While there are historically standard ways to handle such kinds of variability, a number of other approaches have considered the benefit of explicitly including their modeling in the framework of markovian models. We introduce them here and discuss their di↵erence compared to CHMMs.
Variable Parametric HMMs
A first attempt for conditioning HMM parameters on environment variables seems to be the work from  who proposed Parametric HMMs (PHMMs) for gesture recognition, context variables were related to the amplitude of the gestures. As we already said our modeling framework includes PHMM as a special case when ignoring parameterization of covariance matrices and transitions. A very similar approach (Multiple Regression HMM, orMR-HMM) has been proposed in  for speech recognition, using fundamental frequency as context variable. Basically MR-HMM may be viewed as PHMM with time dependent context variables ✓. These models are again embedded in our framework.
A second class of models called Variable Parameter HMMs (VPHMM) are closely related to our approach. This type of model has been introduced in , . It was proposed in the context of speech recognition to improve robustness to noisy conditions. In this approach, the means as well as the (diagonal) covariance matrices are expressed as a polynomial function of a static scalar environment variable v:
Table of contents :
2 Statistical models for time series modeling
2.1 Statistical models
2.1.2 Supervised learning
2.1.3 Model types
2.2 Tasks and evaluation measures
2.2.1 Isolated classification
2.3 Generative Markov models
2.3.1 Hidden Markov Models
2.3.2 Handling variability with HMMs
2.4 Discriminative Markov models
2.4.1 Conditional Random Fields
2.4.2 Hidden Conditional Random Fields
3 Contextual Hidden Markov Models
3.2 Single Gaussian Contextual HMM
3.2.1 Mean parameterization
3.2.2 Covariance parameterization
3.2.3 Transitions parameterization
3.2.4 Bayesian perspective
3.3.1 With covariances parameterized
3.3.2 With transitions parameterized
3.3.3 Dynamic context
3.3.4 Gaussian mixtures
3.3.5 Tuning the gradient step size
3.4 CHMM relative to similar approaches
3.4.1 Variable Parametric HMMs
3.4.2 Maximum Likelihood Linear Regression
3.4.3 Context dependent modeling

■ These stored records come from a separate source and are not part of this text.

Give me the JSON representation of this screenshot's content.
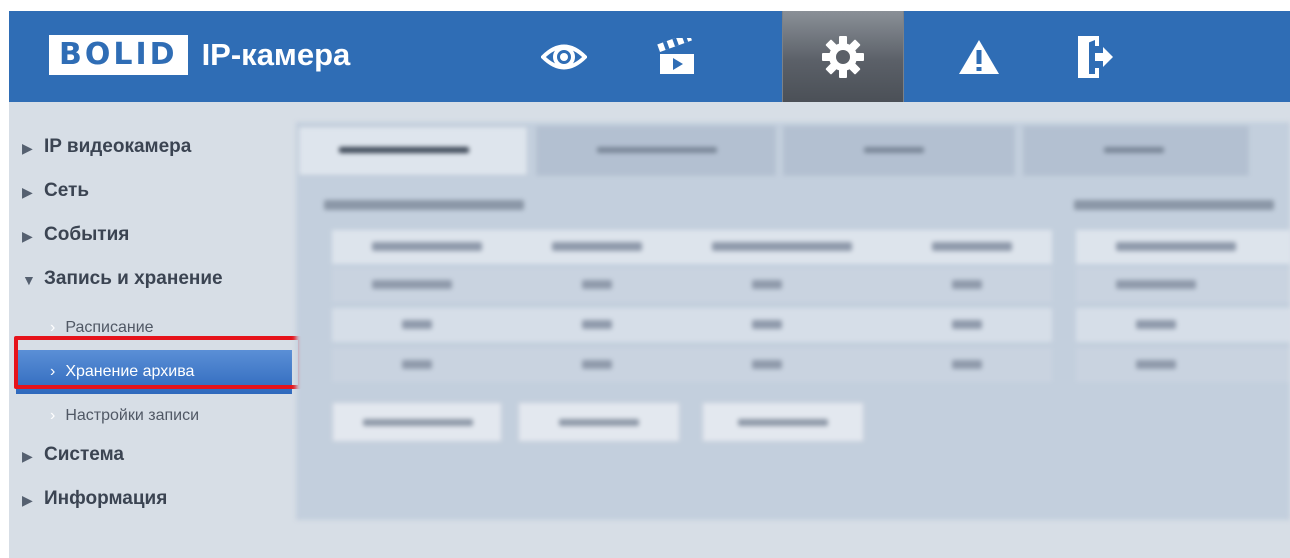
{
  "header": {
    "logo_badge": "BOLID",
    "title": "IP-камера",
    "nav": [
      {
        "name": "live-view",
        "icon": "eye-icon",
        "active": false
      },
      {
        "name": "playback",
        "icon": "clapperboard-icon",
        "active": false
      },
      {
        "name": "settings",
        "icon": "gear-icon",
        "active": true
      },
      {
        "name": "alarm",
        "icon": "warning-icon",
        "active": false
      },
      {
        "name": "logout",
        "icon": "exit-icon",
        "active": false
      }
    ]
  },
  "sidebar": {
    "items": [
      {
        "label": "IP видеокамера",
        "expanded": false
      },
      {
        "label": "Сеть",
        "expanded": false
      },
      {
        "label": "События",
        "expanded": false
      },
      {
        "label": "Запись и хранение",
        "expanded": true,
        "children": [
          {
            "label": "Расписание",
            "selected": false
          },
          {
            "label": "Хранение архива",
            "selected": true
          },
          {
            "label": "Настройки записи",
            "selected": false
          }
        ]
      },
      {
        "label": "Система",
        "expanded": false
      },
      {
        "label": "Информация",
        "expanded": false
      }
    ]
  },
  "colors": {
    "header_bg": "#2f6db5",
    "content_bg": "#d7dee6",
    "selected_item": "#3f77c8",
    "highlight_border": "#e6131b"
  }
}
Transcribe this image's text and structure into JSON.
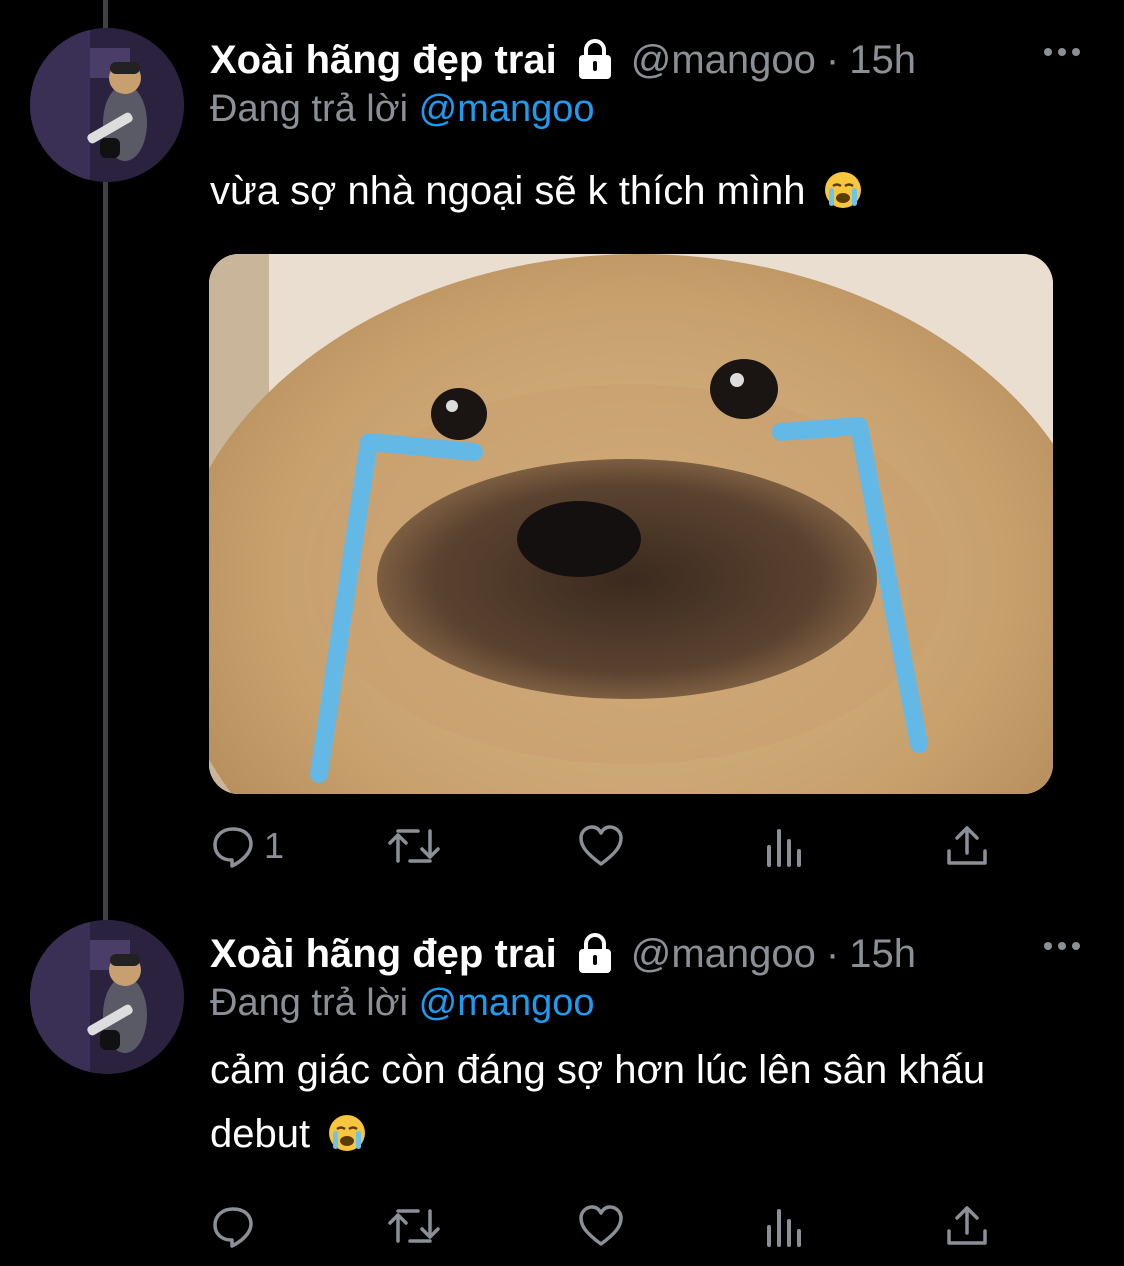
{
  "tweets": [
    {
      "display_name": "Xoài hãng đẹp trai",
      "handle": "@mangoo",
      "separator": "·",
      "time": "15h",
      "replying_label": "Đang trả lời",
      "replying_to": "@mangoo",
      "text": "vừa sợ nhà ngoại sẽ k thích mình",
      "emoji": "loudly-crying-face",
      "has_media": true,
      "actions": {
        "reply_count": "1"
      }
    },
    {
      "display_name": "Xoài hãng đẹp trai",
      "handle": "@mangoo",
      "separator": "·",
      "time": "15h",
      "replying_label": "Đang trả lời",
      "replying_to": "@mangoo",
      "text": "cảm giác còn đáng sợ hơn lúc lên sân khấu debut",
      "emoji": "loudly-crying-face",
      "has_media": false,
      "actions": {
        "reply_count": ""
      }
    }
  ],
  "icons": [
    "lock-icon",
    "more-icon",
    "reply-icon",
    "retweet-icon",
    "like-icon",
    "analytics-icon",
    "share-icon"
  ],
  "colors": {
    "background": "#000000",
    "text": "#ffffff",
    "muted": "#8b9096",
    "link": "#1d9bf0",
    "thread_line": "#3f4245"
  }
}
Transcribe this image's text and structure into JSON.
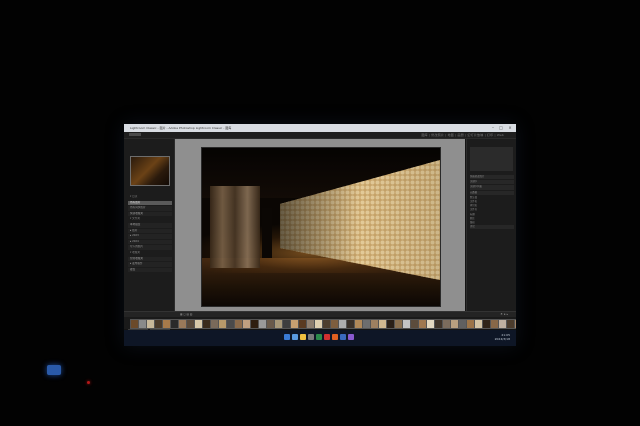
{
  "window": {
    "title": "Lightroom Classic - 图片 - Adobe Photoshop Lightroom Classic - 图库"
  },
  "module_picker": {
    "modules": [
      "图库",
      "修改照片",
      "地图",
      "画册",
      "幻灯片放映",
      "打印",
      "Web"
    ]
  },
  "left_panel": {
    "rows": [
      {
        "label": "▾ 目录",
        "style": "header"
      },
      {
        "label": "所有照片",
        "style": "selected"
      },
      {
        "label": "所有同步照片",
        "style": "box"
      },
      {
        "label": "快捷收藏夹",
        "style": "box"
      },
      {
        "label": "▾ 文件夹",
        "style": "header"
      },
      {
        "label": "本地磁盘",
        "style": "box"
      },
      {
        "label": "▸ 照片",
        "style": "box"
      },
      {
        "label": "▸ 2023",
        "style": "box"
      },
      {
        "label": "▸ 2024",
        "style": "box"
      },
      {
        "label": "导入的照片",
        "style": "box"
      },
      {
        "label": "▾ 收藏夹",
        "style": "header"
      },
      {
        "label": "智能收藏夹",
        "style": "box"
      },
      {
        "label": "▸ 发布服务",
        "style": "box"
      },
      {
        "label": "硬盘",
        "style": "box"
      }
    ]
  },
  "right_panel": {
    "rows": [
      {
        "label": "快速修改照片",
        "style": "box"
      },
      {
        "label": "关键字",
        "style": "box"
      },
      {
        "label": "关键字列表",
        "style": "box"
      },
      {
        "label": "元数据",
        "style": "box"
      },
      {
        "label": "默认值",
        "style": "plain"
      },
      {
        "label": "文件名",
        "style": "plain"
      },
      {
        "label": "拷贝名",
        "style": "plain"
      },
      {
        "label": "文件夹",
        "style": "plain"
      },
      {
        "label": "标题",
        "style": "plain"
      },
      {
        "label": "题注",
        "style": "plain"
      },
      {
        "label": "版权",
        "style": "plain"
      },
      {
        "label": "评论",
        "style": "box"
      }
    ]
  },
  "filmstrip": {
    "thumb_colors": [
      "#6b4a2a",
      "#8a8a8a",
      "#c8b89a",
      "#4a3a2a",
      "#a87a4a",
      "#2a2a2a",
      "#9a7a5a",
      "#5a4a3a",
      "#d8c8a8",
      "#3a2a1a",
      "#7a6a5a",
      "#b89a6a",
      "#4a4a4a",
      "#8a6a4a",
      "#c0a080",
      "#2e1e10",
      "#9a9a9a",
      "#6a5a4a",
      "#a89878",
      "#3e3e3e",
      "#c8a070",
      "#5a3a20",
      "#8e7e6e",
      "#e0d0b0",
      "#4e3e2e",
      "#7e5e3e",
      "#aeaeae",
      "#3a3028",
      "#b08858",
      "#6e6e6e",
      "#9e8060",
      "#d0b890",
      "#2a2018",
      "#8a7050",
      "#c4c4c4",
      "#5c4c3c",
      "#a07850",
      "#e4d8c0",
      "#403428",
      "#7c6c5c",
      "#b8a080",
      "#606060",
      "#9c7448",
      "#d4c4a4",
      "#302418",
      "#886848",
      "#c0b0a0",
      "#4c3c2c",
      "#a48464"
    ]
  },
  "taskbar": {
    "icon_colors": [
      "#3a7bd5",
      "#5a9ae0",
      "#f0c040",
      "#7a7a7a",
      "#2a8a4a",
      "#d03030",
      "#e06020",
      "#3a6ac0",
      "#8a5ad0"
    ],
    "time": "21:05",
    "date": "2024/3/18"
  }
}
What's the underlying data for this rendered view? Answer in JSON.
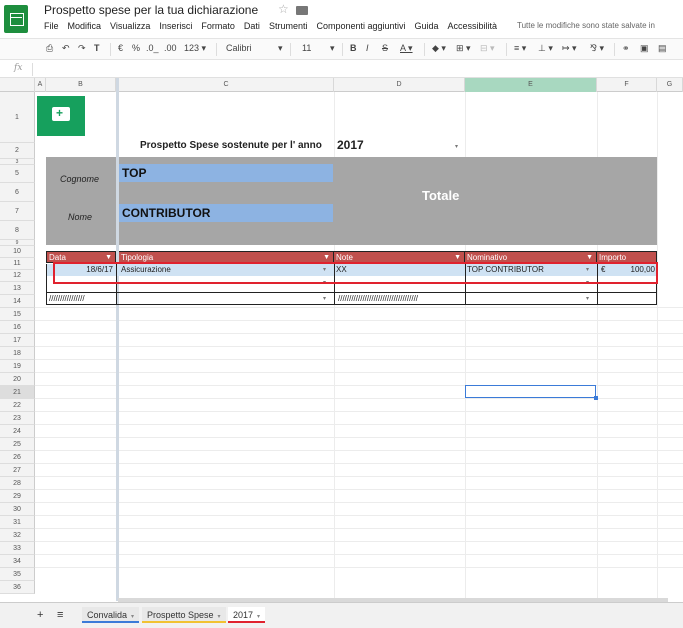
{
  "app": {
    "doc_title": "Prospetto spese per la tua dichiarazione",
    "menu": [
      "File",
      "Modifica",
      "Visualizza",
      "Inserisci",
      "Formato",
      "Dati",
      "Strumenti",
      "Componenti aggiuntivi",
      "Guida",
      "Accessibilità"
    ],
    "save_status": "Tutte le modifiche sono state salvate in"
  },
  "toolbar": {
    "currency": "€",
    "percent": "%",
    "decimals_less": ".0_",
    "decimals_more": ".00",
    "more_formats": "123",
    "font": "Calibri",
    "font_size": "11",
    "bold": "B",
    "italic": "I",
    "strike": "S",
    "text_color": "A"
  },
  "formula_bar": {
    "fx": "fx",
    "value": ""
  },
  "columns": [
    "A",
    "B",
    "C",
    "D",
    "E",
    "F",
    "G"
  ],
  "rows": [
    "1",
    "2",
    "3",
    "5",
    "6",
    "7",
    "8",
    "9",
    "10",
    "11",
    "12",
    "13",
    "14",
    "15",
    "16",
    "17",
    "18",
    "19",
    "20",
    "21",
    "22",
    "23",
    "24",
    "25",
    "26",
    "27",
    "28",
    "29",
    "30",
    "31",
    "32",
    "33",
    "34",
    "35",
    "36"
  ],
  "sheet": {
    "heading_label": "Prospetto Spese sostenute per l' anno",
    "year": "2017",
    "cognome_label": "Cognome",
    "cognome_value": "TOP",
    "nome_label": "Nome",
    "nome_value": "CONTRIBUTOR",
    "totale_label": "Totale",
    "table_headers": [
      "Data",
      "Tipologia",
      "Note",
      "Nominativo",
      "Importo"
    ],
    "row_11": {
      "data": "18/6/17",
      "tipologia": "Assicurazione",
      "note": "XX",
      "nominativo": "TOP CONTRIBUTOR",
      "currency": "€",
      "importo": "100,00"
    },
    "row_13": {
      "data": "////////////////",
      "note": "////////////////////////////////////"
    }
  },
  "tabs": [
    {
      "label": "Convalida",
      "color": "#3b7bd8"
    },
    {
      "label": "Prospetto Spese",
      "color": "#f1c232"
    },
    {
      "label": "2017",
      "color": "#e0222e"
    }
  ],
  "colors": {
    "header_red": "#c0504d",
    "input_blue": "#8db3e2",
    "panel_grey": "#a6a6a6",
    "highlight_red": "#e0222e",
    "logo_green": "#16a05d"
  }
}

3.5 Application to the classification of handwritten characters
3.5.2 Preliminary results
3.5.3 Extended results
4 Contextual Hidden Conditional Random Fields
4.2 Discriminative training of Hidden Markov Models
4.3 Exploiting contextual information in Hidden Conditional Random Fields
4.3.1 HCRF as a generalization of HMM
4.3.2 Contextual HCRFs
4.3.3 Training Contextual HCRFs
5 Exploiting Contextual Markov Models for synthesis
5.2 Using HMMs for synthesis
5.2.1 Improved synthesis using non stationary HMMs
5.2.2 Synthesis with constraints
5.3 Speech to motion synthesis, an application
5.3.1 Related work
5.4 Speech to motion synthesis using Contextual Markovian models
6 Combining contextual variables
6.2 Dropout regularization
6.2.1 Dropout in CHMMs
6.3 Multistream combination of variables
6.3.1 Experimental setup
6.3.2 Contextual variables
6.3.4 Multistream CHMMs
7 Toward Transfer Learning
7.1 Design of a global model
7.1.1 Using a class code as contextual variables
7.1.2 Task & dataset
7.1.3 Preliminary results with one-hot class coding
7.1.4 Using a distributed representation of class as contextual variables .
7.1.5 Retraining discriminatively
7.2 Dynamic Factor Graphs
7.2.1 Continuous state space models
7.2.2 Analogy with Dynamic Factor Graphs
8 Conclusion & Perspectives